EXERCISE DESCRIPTION:
Please, without the pictures, restate every entry exactly.
[LISTED RECORDS]
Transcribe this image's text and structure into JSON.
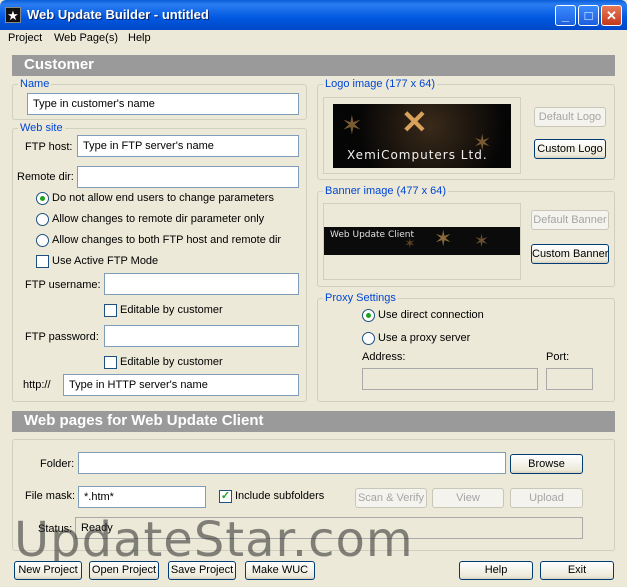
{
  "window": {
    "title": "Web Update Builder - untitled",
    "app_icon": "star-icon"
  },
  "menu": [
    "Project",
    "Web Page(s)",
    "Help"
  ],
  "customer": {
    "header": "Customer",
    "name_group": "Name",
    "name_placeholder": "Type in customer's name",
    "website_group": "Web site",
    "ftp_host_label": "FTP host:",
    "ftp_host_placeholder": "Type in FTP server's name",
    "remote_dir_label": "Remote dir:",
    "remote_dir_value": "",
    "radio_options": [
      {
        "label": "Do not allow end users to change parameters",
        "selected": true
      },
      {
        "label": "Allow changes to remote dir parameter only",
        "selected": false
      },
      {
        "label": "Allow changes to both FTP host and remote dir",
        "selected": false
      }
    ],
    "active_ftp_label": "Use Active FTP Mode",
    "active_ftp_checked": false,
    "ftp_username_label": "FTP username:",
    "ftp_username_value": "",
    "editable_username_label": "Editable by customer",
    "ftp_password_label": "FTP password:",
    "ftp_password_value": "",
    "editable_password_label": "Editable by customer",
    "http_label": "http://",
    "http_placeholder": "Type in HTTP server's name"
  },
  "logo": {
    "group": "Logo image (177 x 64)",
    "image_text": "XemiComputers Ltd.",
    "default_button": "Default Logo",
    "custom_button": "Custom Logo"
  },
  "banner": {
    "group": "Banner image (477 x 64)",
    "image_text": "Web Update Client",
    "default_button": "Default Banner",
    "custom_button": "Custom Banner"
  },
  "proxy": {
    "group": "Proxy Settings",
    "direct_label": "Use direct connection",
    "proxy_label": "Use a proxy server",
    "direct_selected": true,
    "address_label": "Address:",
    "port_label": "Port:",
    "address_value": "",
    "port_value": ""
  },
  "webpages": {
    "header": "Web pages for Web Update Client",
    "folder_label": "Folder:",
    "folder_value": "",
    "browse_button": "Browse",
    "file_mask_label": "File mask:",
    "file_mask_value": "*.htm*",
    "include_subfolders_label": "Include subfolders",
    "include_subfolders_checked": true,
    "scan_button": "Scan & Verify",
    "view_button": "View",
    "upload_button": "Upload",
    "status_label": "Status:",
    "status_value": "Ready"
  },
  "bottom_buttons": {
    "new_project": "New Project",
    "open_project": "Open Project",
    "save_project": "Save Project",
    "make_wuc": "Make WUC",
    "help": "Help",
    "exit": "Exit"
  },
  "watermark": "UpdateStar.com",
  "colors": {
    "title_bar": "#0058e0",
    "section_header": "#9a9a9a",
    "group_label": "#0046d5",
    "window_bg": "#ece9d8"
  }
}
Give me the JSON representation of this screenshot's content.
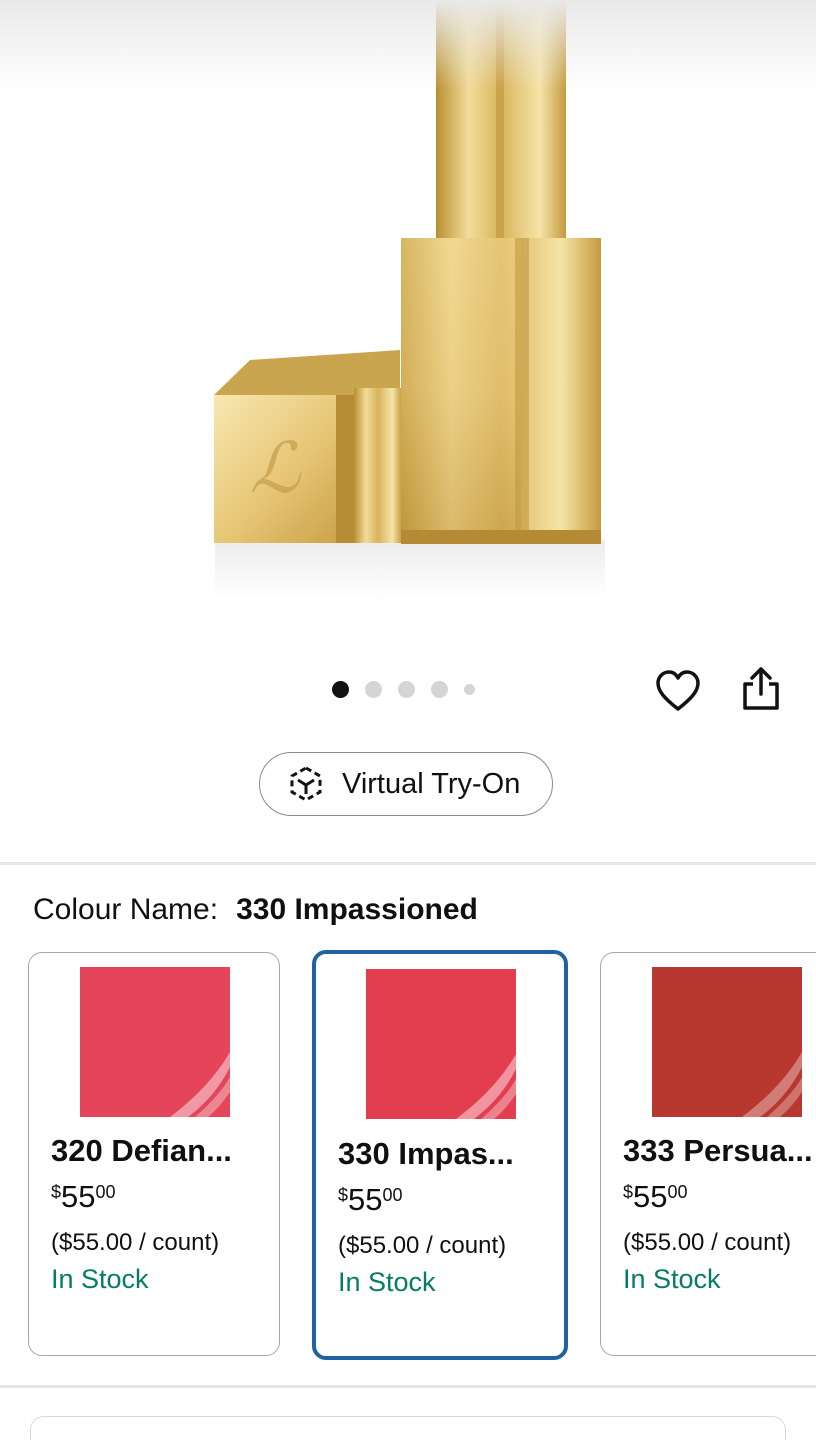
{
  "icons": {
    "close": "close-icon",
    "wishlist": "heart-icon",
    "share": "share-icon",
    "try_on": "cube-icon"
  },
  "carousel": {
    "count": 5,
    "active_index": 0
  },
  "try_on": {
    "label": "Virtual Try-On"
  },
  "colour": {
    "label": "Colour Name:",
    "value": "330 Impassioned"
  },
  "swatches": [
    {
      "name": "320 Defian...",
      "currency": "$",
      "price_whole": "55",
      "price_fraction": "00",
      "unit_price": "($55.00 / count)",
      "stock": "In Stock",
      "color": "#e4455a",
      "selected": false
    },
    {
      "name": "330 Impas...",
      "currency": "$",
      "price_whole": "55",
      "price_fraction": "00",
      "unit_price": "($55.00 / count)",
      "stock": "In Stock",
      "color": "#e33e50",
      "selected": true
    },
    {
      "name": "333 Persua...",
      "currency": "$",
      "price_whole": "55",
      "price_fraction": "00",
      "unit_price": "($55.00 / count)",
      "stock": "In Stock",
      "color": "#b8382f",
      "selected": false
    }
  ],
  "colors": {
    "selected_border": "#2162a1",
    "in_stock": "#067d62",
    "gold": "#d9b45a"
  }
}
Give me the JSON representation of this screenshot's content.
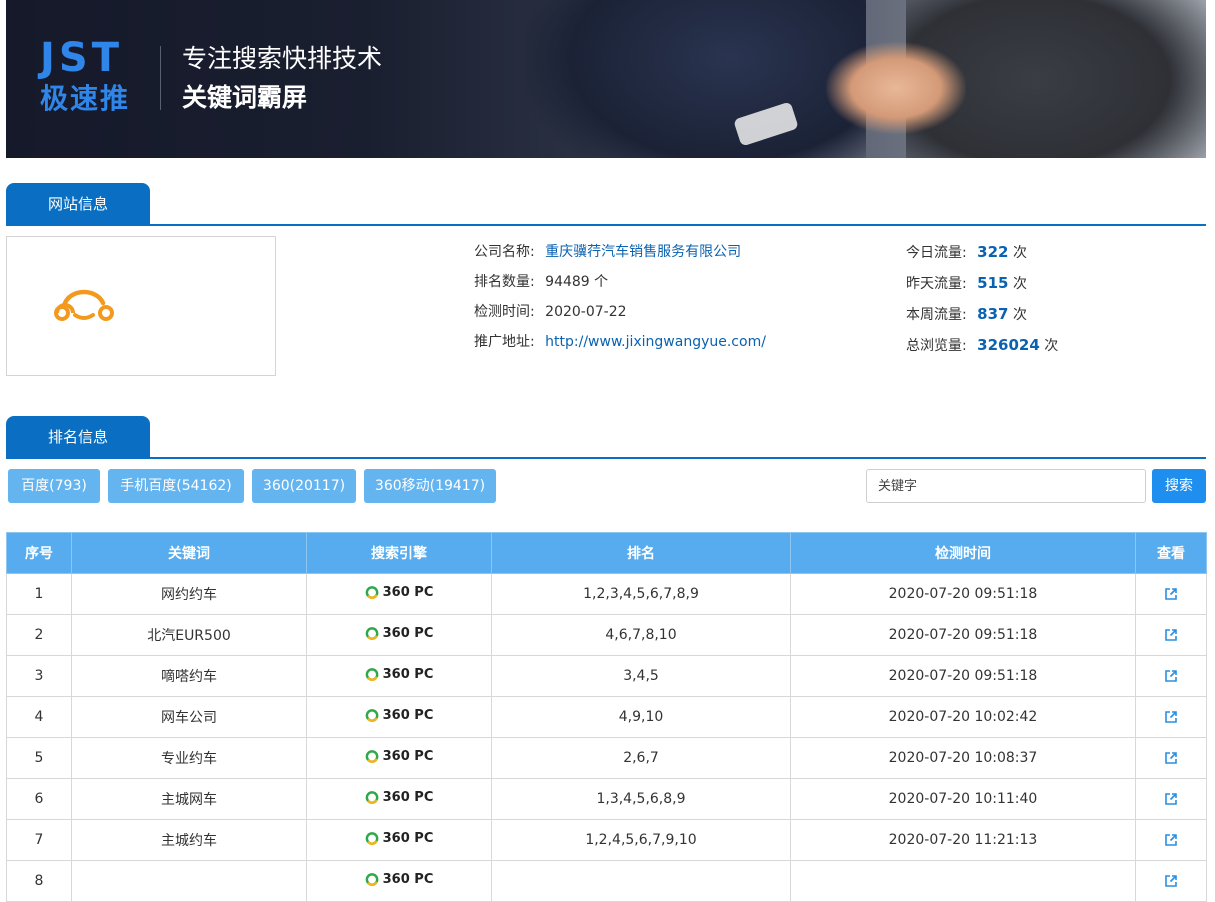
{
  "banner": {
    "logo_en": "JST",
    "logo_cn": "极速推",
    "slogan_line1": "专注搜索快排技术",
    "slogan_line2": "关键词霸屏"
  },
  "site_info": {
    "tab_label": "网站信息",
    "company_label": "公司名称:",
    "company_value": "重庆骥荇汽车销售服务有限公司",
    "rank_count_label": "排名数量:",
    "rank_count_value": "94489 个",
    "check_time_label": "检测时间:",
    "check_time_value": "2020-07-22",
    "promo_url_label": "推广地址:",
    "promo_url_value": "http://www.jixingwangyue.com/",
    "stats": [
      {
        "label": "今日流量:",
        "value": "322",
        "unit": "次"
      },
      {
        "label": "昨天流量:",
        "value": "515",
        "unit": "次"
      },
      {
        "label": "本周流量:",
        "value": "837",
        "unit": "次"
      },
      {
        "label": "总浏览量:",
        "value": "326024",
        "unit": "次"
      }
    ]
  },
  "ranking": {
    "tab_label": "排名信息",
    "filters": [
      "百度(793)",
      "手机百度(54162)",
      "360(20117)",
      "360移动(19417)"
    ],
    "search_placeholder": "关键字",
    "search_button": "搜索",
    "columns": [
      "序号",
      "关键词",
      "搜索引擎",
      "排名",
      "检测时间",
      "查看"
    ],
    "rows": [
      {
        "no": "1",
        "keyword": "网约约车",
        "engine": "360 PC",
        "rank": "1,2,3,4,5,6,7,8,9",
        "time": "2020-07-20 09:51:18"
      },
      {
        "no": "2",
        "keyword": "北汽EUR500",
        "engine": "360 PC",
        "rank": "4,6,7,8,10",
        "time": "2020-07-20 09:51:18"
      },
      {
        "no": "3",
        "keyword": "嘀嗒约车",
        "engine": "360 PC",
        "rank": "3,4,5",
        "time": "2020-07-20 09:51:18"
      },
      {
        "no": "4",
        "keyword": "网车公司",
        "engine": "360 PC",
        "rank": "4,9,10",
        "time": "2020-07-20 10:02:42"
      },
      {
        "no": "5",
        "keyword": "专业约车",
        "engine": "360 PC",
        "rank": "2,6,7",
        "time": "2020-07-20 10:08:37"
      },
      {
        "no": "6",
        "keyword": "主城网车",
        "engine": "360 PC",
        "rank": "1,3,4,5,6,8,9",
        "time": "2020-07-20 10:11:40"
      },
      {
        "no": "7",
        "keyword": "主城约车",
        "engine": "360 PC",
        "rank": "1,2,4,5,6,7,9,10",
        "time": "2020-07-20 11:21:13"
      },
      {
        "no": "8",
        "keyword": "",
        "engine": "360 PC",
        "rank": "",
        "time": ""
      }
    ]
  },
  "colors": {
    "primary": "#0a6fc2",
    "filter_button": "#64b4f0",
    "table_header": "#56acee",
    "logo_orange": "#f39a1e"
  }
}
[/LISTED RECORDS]
YOUR RESPONSE:
Transcribe this image's text and structure into JSON.
{
  "window": {
    "title": "Web Update Builder - untitled",
    "app_icon": "star-icon"
  },
  "menu": [
    "Project",
    "Web Page(s)",
    "Help"
  ],
  "customer": {
    "header": "Customer",
    "name_group": "Name",
    "name_placeholder": "Type in customer's name",
    "website_group": "Web site",
    "ftp_host_label": "FTP host:",
    "ftp_host_placeholder": "Type in FTP server's name",
    "remote_dir_label": "Remote dir:",
    "remote_dir_value": "",
    "radio_options": [
      {
        "label": "Do not allow end users to change parameters",
        "selected": true
      },
      {
        "label": "Allow changes to remote dir parameter only",
        "selected": false
      },
      {
        "label": "Allow changes to both FTP host and remote dir",
        "selected": false
      }
    ],
    "active_ftp_label": "Use Active FTP Mode",
    "active_ftp_checked": false,
    "ftp_username_label": "FTP username:",
    "ftp_username_value": "",
    "editable_username_label": "Editable by customer",
    "ftp_password_label": "FTP password:",
    "ftp_password_value": "",
    "editable_password_label": "Editable by customer",
    "http_label": "http://",
    "http_placeholder": "Type in HTTP server's name"
  },
  "logo": {
    "group": "Logo image (177 x 64)",
    "image_text": "XemiComputers Ltd.",
    "default_button": "Default Logo",
    "custom_button": "Custom Logo"
  },
  "banner": {
    "group": "Banner image (477 x 64)",
    "image_text": "Web Update Client",
    "default_button": "Default Banner",
    "custom_button": "Custom Banner"
  },
  "proxy": {
    "group": "Proxy Settings",
    "direct_label": "Use direct connection",
    "proxy_label": "Use a proxy server",
    "direct_selected": true,
    "address_label": "Address:",
    "port_label": "Port:",
    "address_value": "",
    "port_value": ""
  },
  "webpages": {
    "header": "Web pages for Web Update Client",
    "folder_label": "Folder:",
    "folder_value": "",
    "browse_button": "Browse",
    "file_mask_label": "File mask:",
    "file_mask_value": "*.htm*",
    "include_subfolders_label": "Include subfolders",
    "include_subfolders_checked": true,
    "scan_button": "Scan & Verify",
    "view_button": "View",
    "upload_button": "Upload",
    "status_label": "Status:",
    "status_value": "Ready"
  },
  "bottom_buttons": {
    "new_project": "New Project",
    "open_project": "Open Project",
    "save_project": "Save Project",
    "make_wuc": "Make WUC",
    "help": "Help",
    "exit": "Exit"
  },
  "watermark": "UpdateStar.com",
  "colors": {
    "title_bar": "#0058e0",
    "section_header": "#9a9a9a",
    "group_label": "#0046d5",
    "window_bg": "#ece9d8"
  }
}
Give me the JSON representation of this screenshot's content.
{
  "icons": {
    "close": "close-icon",
    "wishlist": "heart-icon",
    "share": "share-icon",
    "try_on": "cube-icon"
  },
  "carousel": {
    "count": 5,
    "active_index": 0
  },
  "try_on": {
    "label": "Virtual Try-On"
  },
  "colour": {
    "label": "Colour Name:",
    "value": "330 Impassioned"
  },
  "swatches": [
    {
      "name": "320 Defian...",
      "currency": "$",
      "price_whole": "55",
      "price_fraction": "00",
      "unit_price": "($55.00 / count)",
      "stock": "In Stock",
      "color": "#e4455a",
      "selected": false
    },
    {
      "name": "330 Impas...",
      "currency": "$",
      "price_whole": "55",
      "price_fraction": "00",
      "unit_price": "($55.00 / count)",
      "stock": "In Stock",
      "color": "#e33e50",
      "selected": true
    },
    {
      "name": "333 Persua...",
      "currency": "$",
      "price_whole": "55",
      "price_fraction": "00",
      "unit_price": "($55.00 / count)",
      "stock": "In Stock",
      "color": "#b8382f",
      "selected": false
    }
  ],
  "colors": {
    "selected_border": "#2162a1",
    "in_stock": "#067d62",
    "gold": "#d9b45a"
  }
}
Give me the JSON representation of this screenshot's content.
{
  "banner": {
    "logo_en": "JST",
    "logo_cn": "极速推",
    "slogan_line1": "专注搜索快排技术",
    "slogan_line2": "关键词霸屏"
  },
  "site_info": {
    "tab_label": "网站信息",
    "company_label": "公司名称:",
    "company_value": "重庆骥荇汽车销售服务有限公司",
    "rank_count_label": "排名数量:",
    "rank_count_value": "94489 个",
    "check_time_label": "检测时间:",
    "check_time_value": "2020-07-22",
    "promo_url_label": "推广地址:",
    "promo_url_value": "http://www.jixingwangyue.com/",
    "stats": [
      {
        "label": "今日流量:",
        "value": "322",
        "unit": "次"
      },
      {
        "label": "昨天流量:",
        "value": "515",
        "unit": "次"
      },
      {
        "label": "本周流量:",
        "value": "837",
        "unit": "次"
      },
      {
        "label": "总浏览量:",
        "value": "326024",
        "unit": "次"
      }
    ]
  },
  "ranking": {
    "tab_label": "排名信息",
    "filters": [
      "百度(793)",
      "手机百度(54162)",
      "360(20117)",
      "360移动(19417)"
    ],
    "search_placeholder": "关键字",
    "search_button": "搜索",
    "columns": [
      "序号",
      "关键词",
      "搜索引擎",
      "排名",
      "检测时间",
      "查看"
    ],
    "rows": [
      {
        "no": "1",
        "keyword": "网约约车",
        "engine": "360 PC",
        "rank": "1,2,3,4,5,6,7,8,9",
        "time": "2020-07-20 09:51:18"
      },
      {
        "no": "2",
        "keyword": "北汽EUR500",
        "engine": "360 PC",
        "rank": "4,6,7,8,10",
        "time": "2020-07-20 09:51:18"
      },
      {
        "no": "3",
        "keyword": "嘀嗒约车",
        "engine": "360 PC",
        "rank": "3,4,5",
        "time": "2020-07-20 09:51:18"
      },
      {
        "no": "4",
        "keyword": "网车公司",
        "engine": "360 PC",
        "rank": "4,9,10",
        "time": "2020-07-20 10:02:42"
      },
      {
        "no": "5",
        "keyword": "专业约车",
        "engine": "360 PC",
        "rank": "2,6,7",
        "time": "2020-07-20 10:08:37"
      },
      {
        "no": "6",
        "keyword": "主城网车",
        "engine": "360 PC",
        "rank": "1,3,4,5,6,8,9",
        "time": "2020-07-20 10:11:40"
      },
      {
        "no": "7",
        "keyword": "主城约车",
        "engine": "360 PC",
        "rank": "1,2,4,5,6,7,9,10",
        "time": "2020-07-20 11:21:13"
      },
      {
        "no": "8",
        "keyword": "",
        "engine": "360 PC",
        "rank": "",
        "time": ""
      }
    ]
  },
  "colors": {
    "primary": "#0a6fc2",
    "filter_button": "#64b4f0",
    "table_header": "#56acee",
    "logo_orange": "#f39a1e"
  }
}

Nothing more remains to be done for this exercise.